Saved entries
%%

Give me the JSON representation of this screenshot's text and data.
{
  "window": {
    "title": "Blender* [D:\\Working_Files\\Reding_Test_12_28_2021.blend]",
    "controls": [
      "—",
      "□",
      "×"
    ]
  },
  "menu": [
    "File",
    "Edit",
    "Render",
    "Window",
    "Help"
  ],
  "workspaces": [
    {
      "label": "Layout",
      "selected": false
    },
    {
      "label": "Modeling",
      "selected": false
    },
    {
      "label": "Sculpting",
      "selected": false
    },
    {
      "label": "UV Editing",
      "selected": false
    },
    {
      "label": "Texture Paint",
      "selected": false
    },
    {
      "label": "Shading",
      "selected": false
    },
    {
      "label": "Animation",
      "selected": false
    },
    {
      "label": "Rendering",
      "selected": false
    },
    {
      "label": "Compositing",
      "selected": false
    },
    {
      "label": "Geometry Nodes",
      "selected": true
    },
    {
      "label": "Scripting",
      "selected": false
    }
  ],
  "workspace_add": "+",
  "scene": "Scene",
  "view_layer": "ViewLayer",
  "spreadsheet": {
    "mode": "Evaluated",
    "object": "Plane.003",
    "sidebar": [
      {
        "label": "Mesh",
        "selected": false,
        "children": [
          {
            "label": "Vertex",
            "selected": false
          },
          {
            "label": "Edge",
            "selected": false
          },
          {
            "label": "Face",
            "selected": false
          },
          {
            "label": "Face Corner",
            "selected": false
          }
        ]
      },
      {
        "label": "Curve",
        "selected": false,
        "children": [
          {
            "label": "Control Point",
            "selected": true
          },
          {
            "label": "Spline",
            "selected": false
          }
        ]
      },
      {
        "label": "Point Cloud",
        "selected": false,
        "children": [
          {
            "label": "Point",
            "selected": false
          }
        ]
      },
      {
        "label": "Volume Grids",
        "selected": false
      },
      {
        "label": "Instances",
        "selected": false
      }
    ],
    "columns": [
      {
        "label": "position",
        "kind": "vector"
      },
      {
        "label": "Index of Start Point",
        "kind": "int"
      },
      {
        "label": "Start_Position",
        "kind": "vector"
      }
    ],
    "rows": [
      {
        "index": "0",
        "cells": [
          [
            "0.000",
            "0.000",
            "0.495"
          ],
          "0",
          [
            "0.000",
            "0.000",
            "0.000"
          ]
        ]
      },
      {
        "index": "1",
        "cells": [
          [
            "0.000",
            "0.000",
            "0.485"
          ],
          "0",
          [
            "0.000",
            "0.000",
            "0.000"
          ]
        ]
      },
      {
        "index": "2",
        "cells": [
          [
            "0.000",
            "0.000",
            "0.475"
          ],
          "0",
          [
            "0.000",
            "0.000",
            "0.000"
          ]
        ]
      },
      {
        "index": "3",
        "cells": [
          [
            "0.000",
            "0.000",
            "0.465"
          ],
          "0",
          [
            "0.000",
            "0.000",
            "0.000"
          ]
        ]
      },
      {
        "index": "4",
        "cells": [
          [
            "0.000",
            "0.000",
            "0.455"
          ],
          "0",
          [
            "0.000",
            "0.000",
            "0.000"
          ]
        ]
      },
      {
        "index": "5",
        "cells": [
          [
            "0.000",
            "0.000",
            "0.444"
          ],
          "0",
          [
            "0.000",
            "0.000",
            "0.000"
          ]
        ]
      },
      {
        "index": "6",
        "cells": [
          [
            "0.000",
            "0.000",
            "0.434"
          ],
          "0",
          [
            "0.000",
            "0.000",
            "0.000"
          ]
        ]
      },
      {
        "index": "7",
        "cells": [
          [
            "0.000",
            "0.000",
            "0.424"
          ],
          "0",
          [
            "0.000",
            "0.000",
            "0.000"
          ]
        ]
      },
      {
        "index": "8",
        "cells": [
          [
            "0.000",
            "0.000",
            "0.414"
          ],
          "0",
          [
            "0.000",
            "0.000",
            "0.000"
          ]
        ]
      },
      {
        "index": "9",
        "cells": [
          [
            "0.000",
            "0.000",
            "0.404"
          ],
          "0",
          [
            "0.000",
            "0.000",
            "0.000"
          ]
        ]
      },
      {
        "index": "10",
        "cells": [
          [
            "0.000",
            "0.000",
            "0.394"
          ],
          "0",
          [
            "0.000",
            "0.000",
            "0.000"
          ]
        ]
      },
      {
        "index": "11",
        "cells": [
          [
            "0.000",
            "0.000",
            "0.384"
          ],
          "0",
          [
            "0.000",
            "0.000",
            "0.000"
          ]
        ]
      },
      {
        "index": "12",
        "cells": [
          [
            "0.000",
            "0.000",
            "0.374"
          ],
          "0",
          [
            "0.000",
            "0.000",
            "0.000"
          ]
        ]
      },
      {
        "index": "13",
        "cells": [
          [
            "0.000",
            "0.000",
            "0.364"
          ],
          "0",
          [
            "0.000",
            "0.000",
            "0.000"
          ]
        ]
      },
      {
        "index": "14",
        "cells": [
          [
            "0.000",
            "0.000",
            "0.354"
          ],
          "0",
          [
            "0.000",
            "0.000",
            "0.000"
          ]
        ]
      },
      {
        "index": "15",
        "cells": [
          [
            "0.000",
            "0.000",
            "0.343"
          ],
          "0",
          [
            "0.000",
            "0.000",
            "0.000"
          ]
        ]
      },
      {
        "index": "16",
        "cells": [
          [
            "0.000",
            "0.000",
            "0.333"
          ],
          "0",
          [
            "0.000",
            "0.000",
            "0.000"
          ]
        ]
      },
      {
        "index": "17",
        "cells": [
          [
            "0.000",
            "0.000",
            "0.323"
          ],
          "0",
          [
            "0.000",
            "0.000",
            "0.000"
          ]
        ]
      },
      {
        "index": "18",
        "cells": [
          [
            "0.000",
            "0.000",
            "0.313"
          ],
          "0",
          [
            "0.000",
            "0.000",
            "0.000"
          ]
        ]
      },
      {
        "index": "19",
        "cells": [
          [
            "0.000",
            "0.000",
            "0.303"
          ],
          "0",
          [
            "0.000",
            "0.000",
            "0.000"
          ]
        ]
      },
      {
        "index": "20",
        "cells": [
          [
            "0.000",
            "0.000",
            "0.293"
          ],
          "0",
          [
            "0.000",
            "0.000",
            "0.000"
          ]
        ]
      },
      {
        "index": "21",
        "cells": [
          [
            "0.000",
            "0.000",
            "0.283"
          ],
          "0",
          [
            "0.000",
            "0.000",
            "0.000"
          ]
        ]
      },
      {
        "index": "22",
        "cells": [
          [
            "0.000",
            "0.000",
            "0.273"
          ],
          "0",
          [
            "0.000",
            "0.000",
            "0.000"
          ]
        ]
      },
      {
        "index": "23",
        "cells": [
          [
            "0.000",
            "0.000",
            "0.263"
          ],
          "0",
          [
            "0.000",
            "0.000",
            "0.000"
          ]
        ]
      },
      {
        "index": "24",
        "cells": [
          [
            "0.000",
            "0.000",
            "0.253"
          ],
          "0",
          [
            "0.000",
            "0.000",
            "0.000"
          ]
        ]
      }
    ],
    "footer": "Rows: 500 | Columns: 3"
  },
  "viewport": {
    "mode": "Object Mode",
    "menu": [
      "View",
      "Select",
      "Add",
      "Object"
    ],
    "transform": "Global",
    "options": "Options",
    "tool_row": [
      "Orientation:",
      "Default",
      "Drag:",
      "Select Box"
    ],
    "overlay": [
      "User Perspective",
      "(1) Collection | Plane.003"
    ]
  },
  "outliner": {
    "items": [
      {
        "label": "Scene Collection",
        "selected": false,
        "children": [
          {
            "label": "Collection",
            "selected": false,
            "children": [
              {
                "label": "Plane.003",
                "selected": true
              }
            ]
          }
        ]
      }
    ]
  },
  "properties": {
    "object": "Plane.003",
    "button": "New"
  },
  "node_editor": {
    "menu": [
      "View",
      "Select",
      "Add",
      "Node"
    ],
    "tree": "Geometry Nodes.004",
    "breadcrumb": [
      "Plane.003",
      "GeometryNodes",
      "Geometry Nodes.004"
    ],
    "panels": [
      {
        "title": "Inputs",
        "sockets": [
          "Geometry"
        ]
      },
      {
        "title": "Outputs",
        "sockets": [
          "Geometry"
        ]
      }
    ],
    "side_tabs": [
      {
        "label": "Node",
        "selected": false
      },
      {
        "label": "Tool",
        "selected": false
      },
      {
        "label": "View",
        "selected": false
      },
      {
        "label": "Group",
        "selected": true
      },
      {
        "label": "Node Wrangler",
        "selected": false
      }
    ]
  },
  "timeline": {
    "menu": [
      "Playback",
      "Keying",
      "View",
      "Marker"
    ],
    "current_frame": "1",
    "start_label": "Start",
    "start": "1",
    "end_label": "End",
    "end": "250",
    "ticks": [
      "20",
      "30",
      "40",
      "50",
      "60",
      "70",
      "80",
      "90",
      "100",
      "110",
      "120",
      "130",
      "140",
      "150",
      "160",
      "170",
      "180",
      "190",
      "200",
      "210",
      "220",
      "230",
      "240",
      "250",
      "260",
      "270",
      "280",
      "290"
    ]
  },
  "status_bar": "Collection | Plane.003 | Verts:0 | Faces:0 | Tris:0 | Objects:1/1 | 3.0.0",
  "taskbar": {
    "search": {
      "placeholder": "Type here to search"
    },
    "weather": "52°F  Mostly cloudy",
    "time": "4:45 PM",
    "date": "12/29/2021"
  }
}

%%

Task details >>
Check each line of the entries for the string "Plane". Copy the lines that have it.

Your response >>
    "object": "Plane.003",
      "(1) Collection | Plane.003"
                "label": "Plane.003",
    "object": "Plane.003",
      "Plane.003",
  "status_bar": "Collection | Plane.003 | Verts:0 | Faces:0 | Tris:0 | Objects:1/1 | 3.0.0",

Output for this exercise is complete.